Hard work, co-operation and luck kept a fire at Lakeside Timber Mill on the Trans-Canada Highway in Tappen from growing into a serious wildfire.
A hog (sawdust) pile beside the mill spontaneously combusted yesterday afternoon and spread to a nearby 12- to 15-foot pile of railway ties.
Tappen-Sunnybrae Fire Chief Kyle Schneider says the hall got the call at 5:33 p.m. and the first truck was rolling two minutes later, arriving on scene at 5:47 p.m. to find the hog pile fully involved.
The beehive burner located right beside the sawdust pile had been turned off at 10 a.m. yesterday, says Schneider, noting firefighters worked to knock the fire down quickly.
“As we were hitting remaining hot spots, I looked over at the CP (Rail) yard and they had a pile of a few hundred railway ties that had caught on fire,” says Schneider. “So we had a second fire going.”
Schneider called the Shuswap Fire department, who sent 11 firefighters, an engine and two tenders to help quell the fire.
When the fire began spreading to nearby trees, a call for help was issued to the Ministry of Forests, who responded with a three-person Rapattack crew, a response officer and a helicopter.
“We had an issue where we were hitting it with water and it was knocking flames into the trees, so stopped that right away,” says Schneider, noting firefighters had to pull the lines around to the back of the pile of rail ties. “That’s when the helicopter arrived and it was great. It helped the most.”
The Rapattack crew went 25 feet into the brush, where they hit water and determined there was no fire.
Because of the hot weather, a “rehab unit” was called in to make sure firefighters were kept hydrated.
“There’s a time limit on how long firefighters can be on a fire, then they have to come out for a mandatory break,” says Schneider. “They get their vitals checked, and they get food and rehydrated and are allowed back on the fire when their pulse is back down to normal.”
Firefighters, including 11 from the Tappen-Sunnybrae Firehall, were on scene for three hours and 45 minutes.

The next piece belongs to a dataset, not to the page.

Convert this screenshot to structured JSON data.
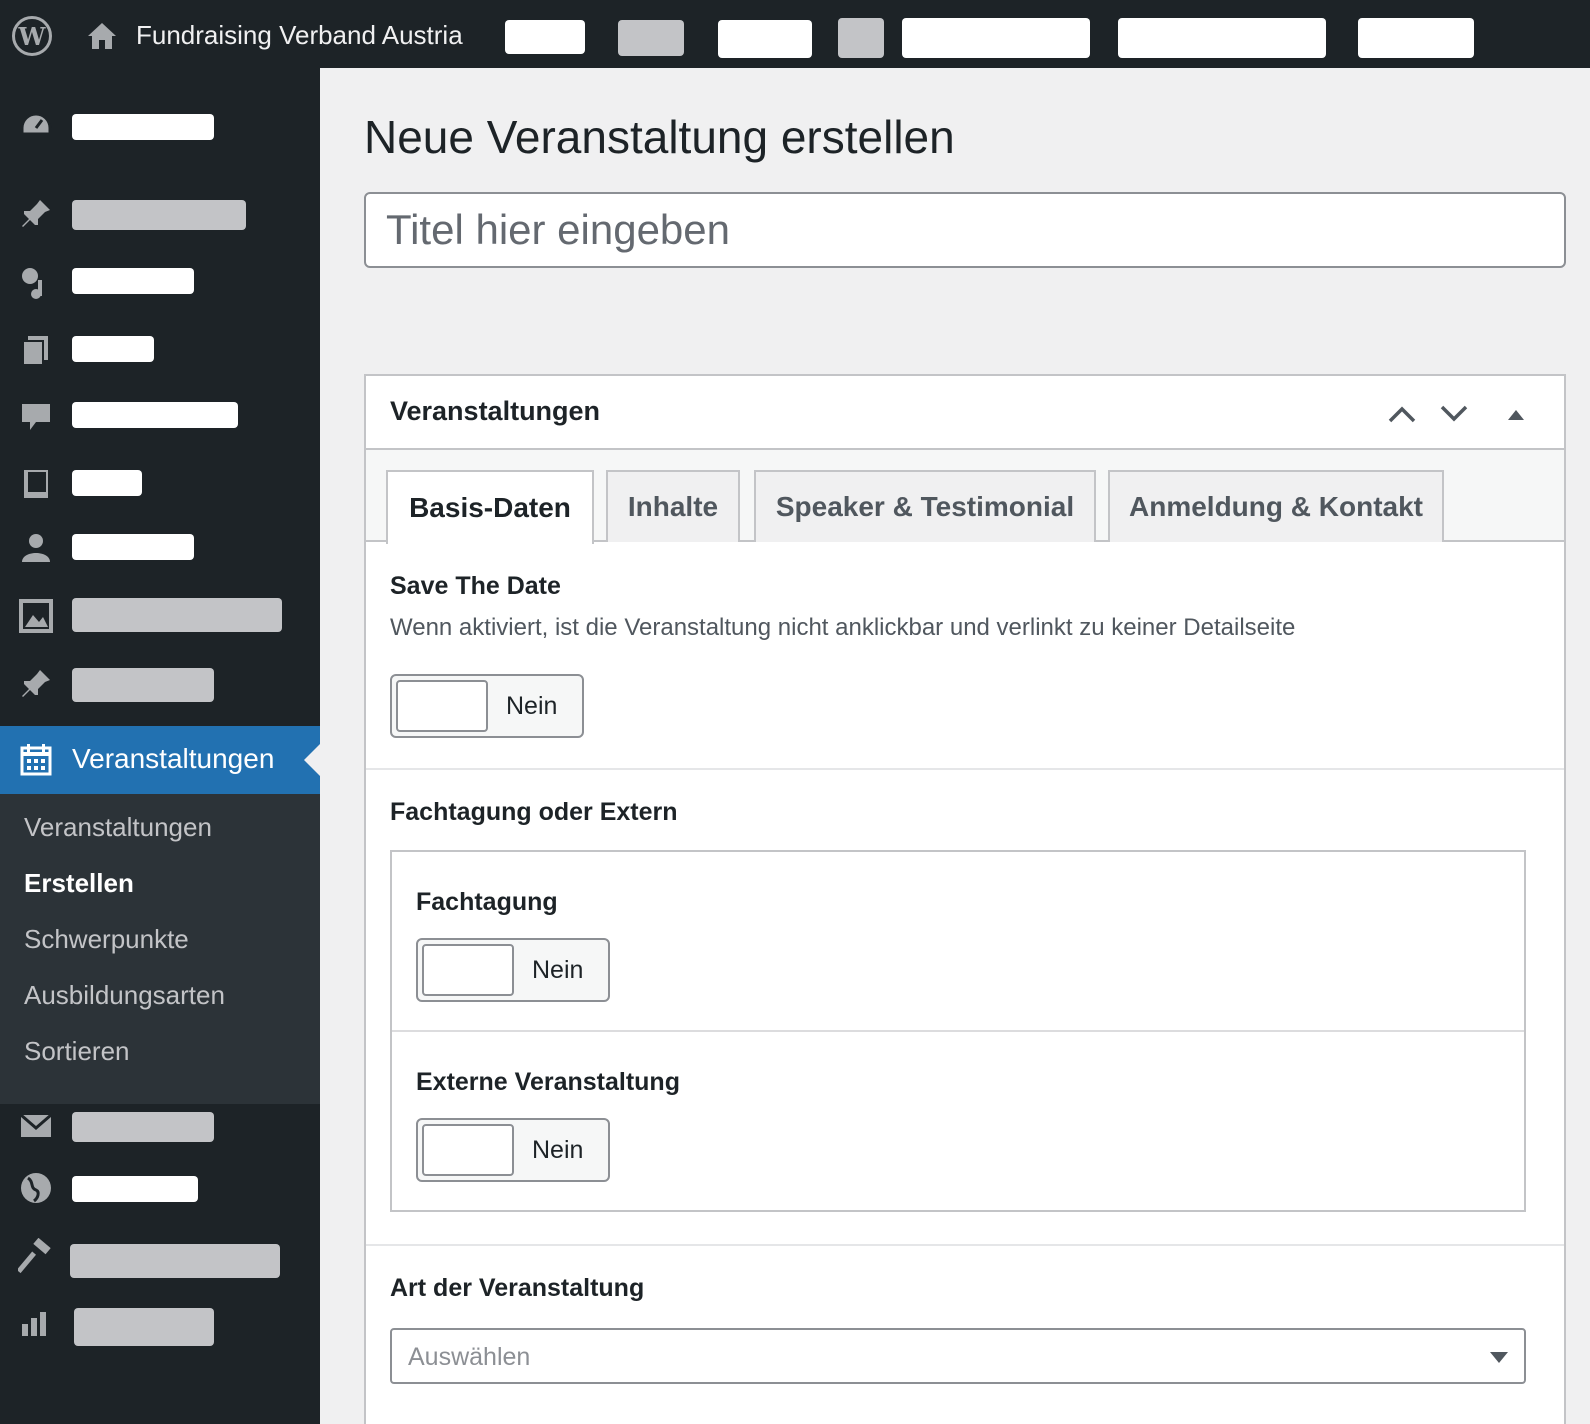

“It was very breezy; if it had been blowing off the lake it could have been a very different story,” he said. “Every time something is in the trees and it doesn’t cause a major event, we get off lucky.”
While campfires are still permitted, Schneider is recommending enthusiasts hold off until it rains – particularly since Sunnybrae was expected to be back up to the extreme danger as of 1 p.m. today.
According to Doug Lundquist, warning preparedness meteorologist with Environment Canada, says that’s not likely to happen any time soon.
Lundquist is predicting a heat wave beginning this weekend – a period of five or more days with temperatures that are five degrees above average – in this case well above the 26C average high for this time of year.
“It will be extremely hot and dry for the next 10 days or so,” he says. “Overall, the rest of summer and into early fall is going to be hotter than normal.”
In terms of precipitation, Lundquist says forecasts beyond a week are not predictable.
With the extended period of heat coming, Lundquist cautions people to protect themselves from the sun, keep themselves hydrated and look out for the elderly people in their lives and neighbourhoods.
Like Schneider, Lundquist worries about fires and forecasts a ban on campfires in the near future.
Fire protection officer Larry Osachoff agrees, noting fire officials will be discussing the possibility early in the week.
Fire season is underway and Osachoff says the Shuswap is expected to have lightning strikes over the weekend.
People are reminded to report any smoke or flame at 1-800-663-5555 or *5555 on most cellular networks.